I told him it’s been done.
What he said is not what he meant, of course.
The worst way to preach about America is negatively.
“The world is going to hell.” “America is decaying from within.” “The country is becoming socialist.” “The president is our worst enemy.” “The Supreme Court is ruining America.” “The home is breaking down. Marriage is a thing of the past. You can’t get a good two-dollar steak anymore.”
OK, strike that last one.
The U. S. Supreme Court has issued ruling after ruling that has changed the character of marriage, definition of gender, responsibilities of employers and a hundred other things.
Conservatives are justifiably concerned. We are stuck with their decisions.
Does this mean the United States is through? Will God write “Ichabod” over what used to be a great country? Should we preachers deliver its eulogy from our pulpits?
Not so fast.
When a friend sent his sermon outline for the July 4th message he planned to preach — it was mostly a litany of what’s wrong with America — he was not asking for my opinion. He said, “What do you think is the future of America?”
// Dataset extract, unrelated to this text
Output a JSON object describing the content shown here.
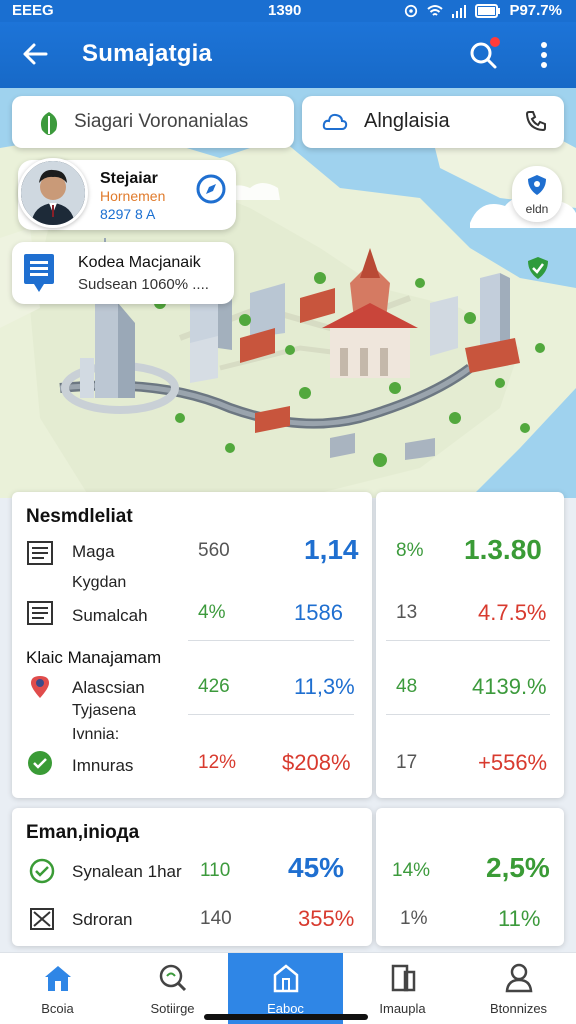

I mulled that over a few hours before replying. Then I said something like the following:
I don’t know what the future of America is. I’m not sure where this country is going. But I can tell you something about that sermon as you have it laid out so far.
Everything you said is true. But your people already know that. So, the sermon is going to tell them what they already know. And, it’ll be depressing. Frankly, this is cheap preaching. Anyone can preach about all the negative stuff this nation — or any nation — is doing. Nations are made up of sinners, and their leaders tend to reflect that.
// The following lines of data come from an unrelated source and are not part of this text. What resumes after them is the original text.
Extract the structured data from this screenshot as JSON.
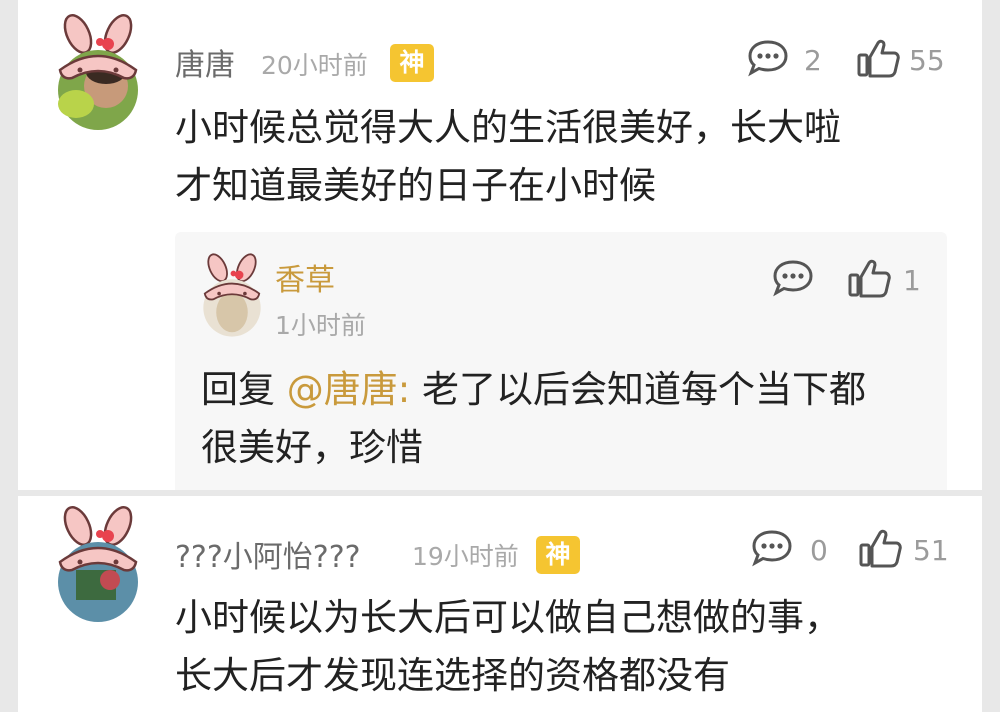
{
  "comments": [
    {
      "username": "唐唐",
      "time": "20小时前",
      "badge": "神",
      "comment_count": "2",
      "like_count": "55",
      "text_line1": "小时候总觉得大人的生活很美好，长大啦",
      "text_line2": "才知道最美好的日子在小时候",
      "reply": {
        "username": "香草",
        "time": "1小时前",
        "like_count": "1",
        "prefix": "回复 ",
        "mention": "@唐唐:",
        "text_line1": " 老了以后会知道每个当下都",
        "text_line2": "很美好，珍惜"
      }
    },
    {
      "username": "???小阿怡???",
      "time": "19小时前",
      "badge": "神",
      "comment_count": "0",
      "like_count": "51",
      "text_line1": "小时候以为长大后可以做自己想做的事，",
      "text_line2": "长大后才发现连选择的资格都没有"
    }
  ],
  "colors": {
    "badge": "#f5c531",
    "mention": "#c99a3c",
    "avatar_pink": "#f6c6c4"
  },
  "icons": [
    "speech-bubble-icon",
    "thumbs-up-icon",
    "bunny-avatar-frame-icon"
  ]
}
All governments have sinned and come short of the glory of God.
Give us some remedies (I told my friend). Tell about someone who is doing it right, who is a strength to America and a blessing to mankind. Yes, go ahead and lay out the problem. But don’t dwell on it. Move on to the positive, to examples of people who are doing something helpful, something inspiring, something righteous.
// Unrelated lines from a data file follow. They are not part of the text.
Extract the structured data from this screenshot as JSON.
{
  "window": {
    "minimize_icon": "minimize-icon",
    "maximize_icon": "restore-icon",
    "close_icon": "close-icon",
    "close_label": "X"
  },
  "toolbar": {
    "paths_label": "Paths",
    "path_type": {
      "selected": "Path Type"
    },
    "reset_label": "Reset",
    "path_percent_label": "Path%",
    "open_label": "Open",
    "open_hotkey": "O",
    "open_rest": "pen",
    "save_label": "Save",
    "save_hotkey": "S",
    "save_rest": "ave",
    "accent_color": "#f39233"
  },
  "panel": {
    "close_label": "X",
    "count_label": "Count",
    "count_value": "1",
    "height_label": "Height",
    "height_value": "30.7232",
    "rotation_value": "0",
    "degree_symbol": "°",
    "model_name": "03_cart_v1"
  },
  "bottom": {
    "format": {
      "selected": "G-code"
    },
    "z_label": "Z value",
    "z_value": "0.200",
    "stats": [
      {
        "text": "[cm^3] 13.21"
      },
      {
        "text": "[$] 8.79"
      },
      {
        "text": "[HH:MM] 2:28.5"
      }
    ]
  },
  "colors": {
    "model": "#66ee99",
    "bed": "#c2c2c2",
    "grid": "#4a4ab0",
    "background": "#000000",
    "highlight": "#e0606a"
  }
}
When I was 19, I joined a Southern Baptist church near my college. Before long, I began hearing negative preaching flowing from the pulpits, usually accompanied by flailing arms and raised voice: “Our homes no longer have family altars!”
I had to ask someone what a family altar was. The term suggested to this untaught mind a place of human sacrifice.
Often in Sunday School, teachers would drop in testimonials such as, “In my childhood, Dad would gather us all around after supper and we would spend a half hour reading the Word and praying. People don’t do that anymore. What’s the world coming to?”
To me, a spiritual infant, this all communicated one impression: no one has a family prayer time anymore and this is the norm. If you are not praying together as a family, you’re like everyone else. So don’t beat yourself up about it and feel guilty.
The negative preaching and teaching had communicated the opposite of what had been intended.
What, I wondered, would be the result if we told stories of parents who got this thing right? Later, as a pastor, I told about Jim and Sondra.
Jim jogged from 5 to 6 each morning, and Sondra from 6 to 7. While she was out, Jim awakened their preschoolers, dressed them and played with them. They had a solid hour together every morning. Sometimes in the afternoon, Jim would call home. “Honey, I’ve got 30 minutes with no appointments. Get the kids ready.” He rushed home from his veterinary practice. He walked in the door, set the oven timer for 30 minutes, went into the children’s room, closed the door and played with them. When the timer sounded, he was out the door and back to work.
When I was Jim’s pastor, I delighted in telling what he did. It’s a positive declaration about family life that encourages people rather than depressing them under a load of guilt and worry.
I used to have a veteran deacon who would teach the young men about leading their families. “My wife and I love to use the Open Windows (devotional quarterly). They’re just long enough and have excellent readings. And the church provides them free.”
He was telling the young men that this was the norm, that as a godly father you should lead your family and here is one way to do it.
Is anything right in America? Then, tell it, pastor.
Is anyone doing something inspiring in America? Let’s hear it.
Absolutely, call attention to the areas of concern. No one is suggesting you ignore the dark side and tickle the ears of the congregation. But if the goal is to produce righteous saints who function as salt and light in a dark world, tell how it’s done.
The most patriotic thing I can do for America is to lead a child to Christ, to raise a healthy offspring who becomes part of the answer of this nation and not another of its problems.
I cannot undo the Supreme Court’s ruling. But I can do everything in my power to help the redeemed in Christ have solid Christian marriages and raise terrific kids.
Let’s build sermons around that, pastor. Let’s show them how it’s done instead of bemoaning the fact that no one is doing it.